== INFORMATION
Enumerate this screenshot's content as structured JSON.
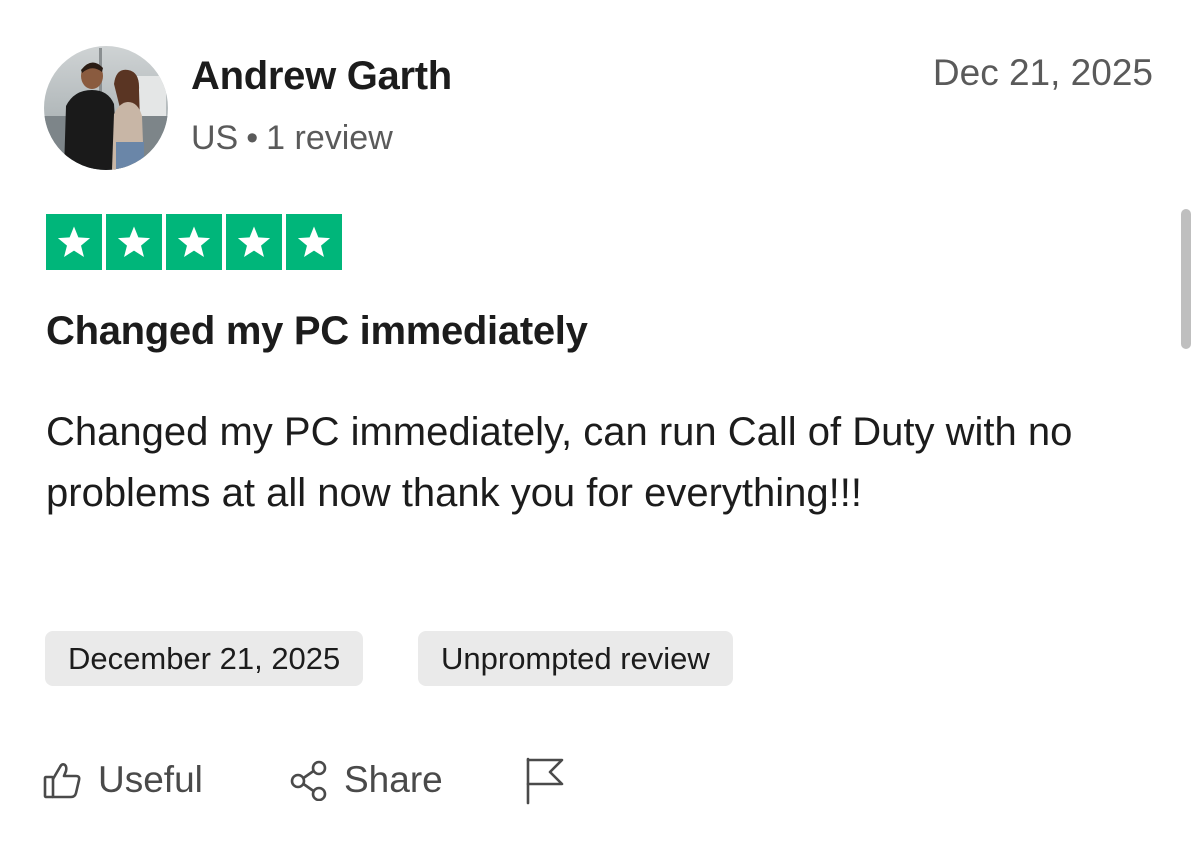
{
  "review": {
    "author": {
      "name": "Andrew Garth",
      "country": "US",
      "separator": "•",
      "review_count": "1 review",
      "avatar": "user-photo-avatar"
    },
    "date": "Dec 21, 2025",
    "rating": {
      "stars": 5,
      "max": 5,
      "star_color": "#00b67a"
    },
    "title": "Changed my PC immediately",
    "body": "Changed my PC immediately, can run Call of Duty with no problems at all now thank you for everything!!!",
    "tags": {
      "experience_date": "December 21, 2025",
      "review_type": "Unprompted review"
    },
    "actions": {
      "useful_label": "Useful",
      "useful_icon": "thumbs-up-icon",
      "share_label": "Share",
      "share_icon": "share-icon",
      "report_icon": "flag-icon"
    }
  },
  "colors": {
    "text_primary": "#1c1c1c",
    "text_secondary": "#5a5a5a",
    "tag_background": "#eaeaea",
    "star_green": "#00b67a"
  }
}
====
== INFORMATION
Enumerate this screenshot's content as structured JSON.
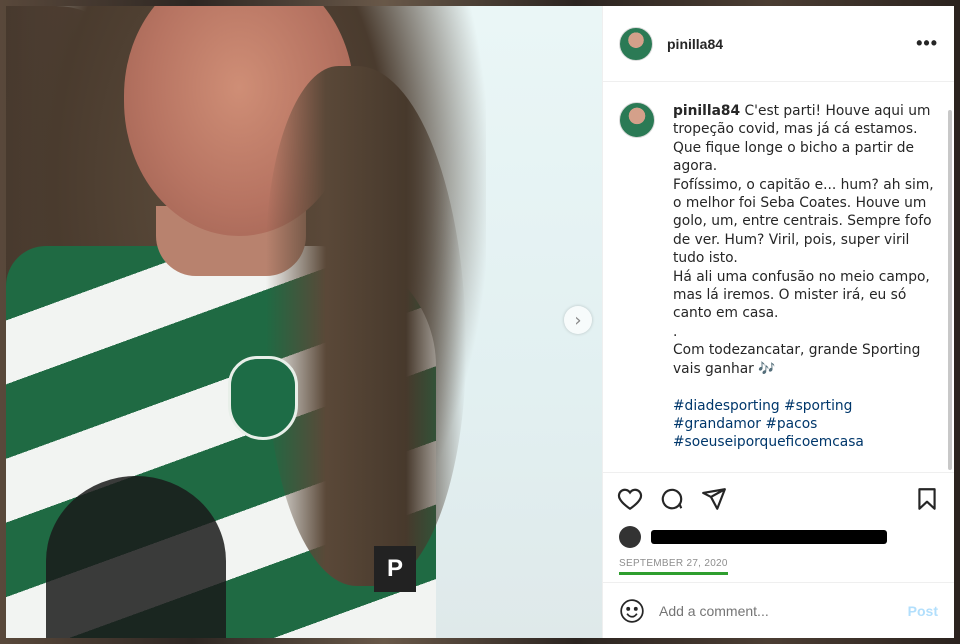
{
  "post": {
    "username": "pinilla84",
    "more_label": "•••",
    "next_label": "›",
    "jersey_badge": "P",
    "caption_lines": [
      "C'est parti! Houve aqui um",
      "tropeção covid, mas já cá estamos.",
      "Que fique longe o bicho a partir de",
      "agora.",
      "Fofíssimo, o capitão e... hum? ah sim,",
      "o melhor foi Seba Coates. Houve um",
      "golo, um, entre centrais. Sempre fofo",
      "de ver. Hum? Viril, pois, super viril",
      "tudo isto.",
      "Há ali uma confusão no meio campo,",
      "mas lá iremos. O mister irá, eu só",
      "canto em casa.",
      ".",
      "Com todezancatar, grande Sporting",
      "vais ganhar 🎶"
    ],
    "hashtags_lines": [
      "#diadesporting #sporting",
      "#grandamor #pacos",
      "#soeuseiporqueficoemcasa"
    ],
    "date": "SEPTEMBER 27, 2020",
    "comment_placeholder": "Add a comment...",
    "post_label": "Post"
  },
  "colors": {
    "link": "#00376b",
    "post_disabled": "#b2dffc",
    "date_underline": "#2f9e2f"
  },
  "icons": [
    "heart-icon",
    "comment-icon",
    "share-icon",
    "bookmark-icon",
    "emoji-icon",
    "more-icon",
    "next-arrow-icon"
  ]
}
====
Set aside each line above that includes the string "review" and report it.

  "review": {
      "review_count": "1 review",
      "review_type": "Unprompted review"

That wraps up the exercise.